Coats that are made to keep you warm as you go from your car to the office often offer more aesthetic incentives than functional ones. They keep you warm, but they’re not built to keep your heat in long-term or to really block wind or keep you dry.
When you’re choosing a coat for serious warming power in the real outdoors, go for a coat that has baffling those little layers of pockets full of fluff that are sewn together, sort of like a quilt.
Mittens are the best option because they keep all of your fingers together in one warm little pocket, whereas with gloves, your fingers are isolated. It’s important that your gloves have great insulation if you choose to use them instead of mittens. Gloves do offer much more mobility than mittens.
What type of fabric you choose depends on your activity. If you’re going to be sweating, you want something breathable that wicks moisture away while keeping your hands warm. If you’re not going to be active, you may want to go for something with more insulation.
Keeping your feet warm can be the biggest challenge in winter, especially on those really cold days.
Liner socks are lightweight and small, but perfect for wicking away moisture.
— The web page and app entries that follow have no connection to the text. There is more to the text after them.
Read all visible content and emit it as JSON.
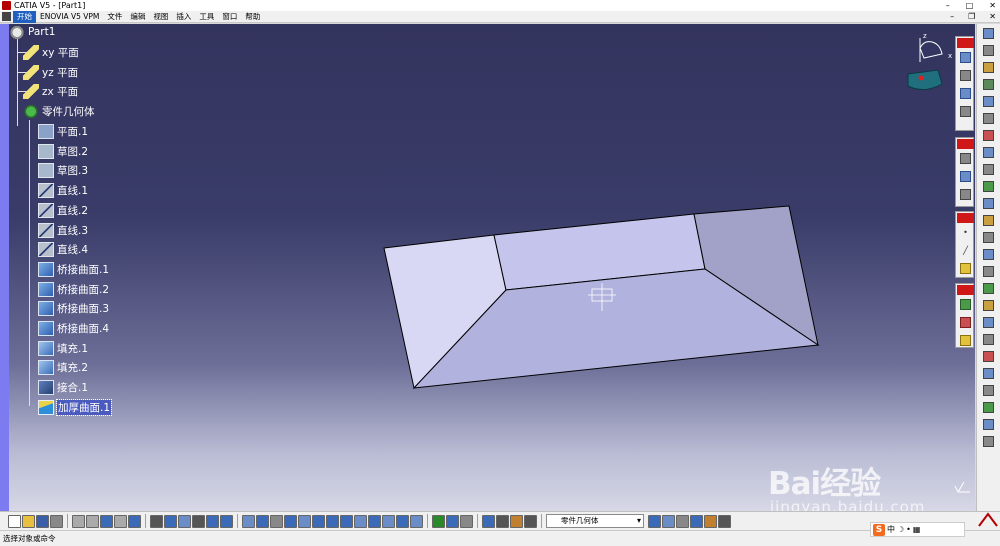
{
  "window": {
    "title": "CATIA V5 - [Part1]",
    "minimize": "–",
    "maximize": "□",
    "close": "✕"
  },
  "menu": {
    "items": [
      "开始",
      "ENOVIA V5 VPM",
      "文件",
      "编辑",
      "视图",
      "插入",
      "工具",
      "窗口",
      "帮助"
    ],
    "mdi_minimize": "–",
    "mdi_restore": "❐",
    "mdi_close": "✕"
  },
  "tree": {
    "root": "Part1",
    "planes": [
      "xy 平面",
      "yz 平面",
      "zx 平面"
    ],
    "body": "零件几何体",
    "features": [
      {
        "label": "平面.1",
        "icon": "plane-feature-icon"
      },
      {
        "label": "草图.2",
        "icon": "sketch-icon"
      },
      {
        "label": "草图.3",
        "icon": "sketch-icon"
      },
      {
        "label": "直线.1",
        "icon": "line-icon"
      },
      {
        "label": "直线.2",
        "icon": "line-icon"
      },
      {
        "label": "直线.3",
        "icon": "line-icon"
      },
      {
        "label": "直线.4",
        "icon": "line-icon"
      },
      {
        "label": "桥接曲面.1",
        "icon": "blend-surface-icon"
      },
      {
        "label": "桥接曲面.2",
        "icon": "blend-surface-icon"
      },
      {
        "label": "桥接曲面.3",
        "icon": "blend-surface-icon"
      },
      {
        "label": "桥接曲面.4",
        "icon": "blend-surface-icon"
      },
      {
        "label": "填充.1",
        "icon": "fill-icon"
      },
      {
        "label": "填充.2",
        "icon": "fill-icon"
      },
      {
        "label": "接合.1",
        "icon": "join-icon"
      },
      {
        "label": "加厚曲面.1",
        "icon": "thick-surface-icon"
      }
    ],
    "selected": "加厚曲面.1"
  },
  "compass": {
    "axis_z": "z",
    "axis_x": "x"
  },
  "toolbar": {
    "current_body": "零件几何体"
  },
  "status": {
    "prompt": "选择对象或命令",
    "command_placeholder": "",
    "ime": "S"
  },
  "watermark": {
    "brand": "Bai经验",
    "url": "jingyan.baidu.com"
  },
  "colors": {
    "bg_top": "#33345e",
    "bg_bottom": "#d6d8e6",
    "face_light": "#d8d8f4",
    "face_mid": "#b2b2de",
    "face_dark": "#9e9ec8",
    "selection": "#4a5abf"
  }
}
It’s important to keep feet dry to keep them warm. The mid-layer socks are thick warm wool socks that insulate our feet. Usually, this is enough and we don’t have to add any more, but when the temperatures get really cold, another outer layer is great. As you can see we like layering everything. If you are going to be in some extreme cold weather, the third pair of heavier wool socks will keep your feet toasty warm.
If you want, you can always buy a coat with a hood. There are some limitations when you’re wearing a hood versus a hat, though, so if you opt to go with a hat, follow the same rule as you do with socks. Wool is good because it’s both insulating and wicking.
Oh, and don’t forget to cover your face. Your nose is one of the quickest appendages to freeze, so cover it up! A good wool balaclava will keep your head, face, and neck warm and toasty.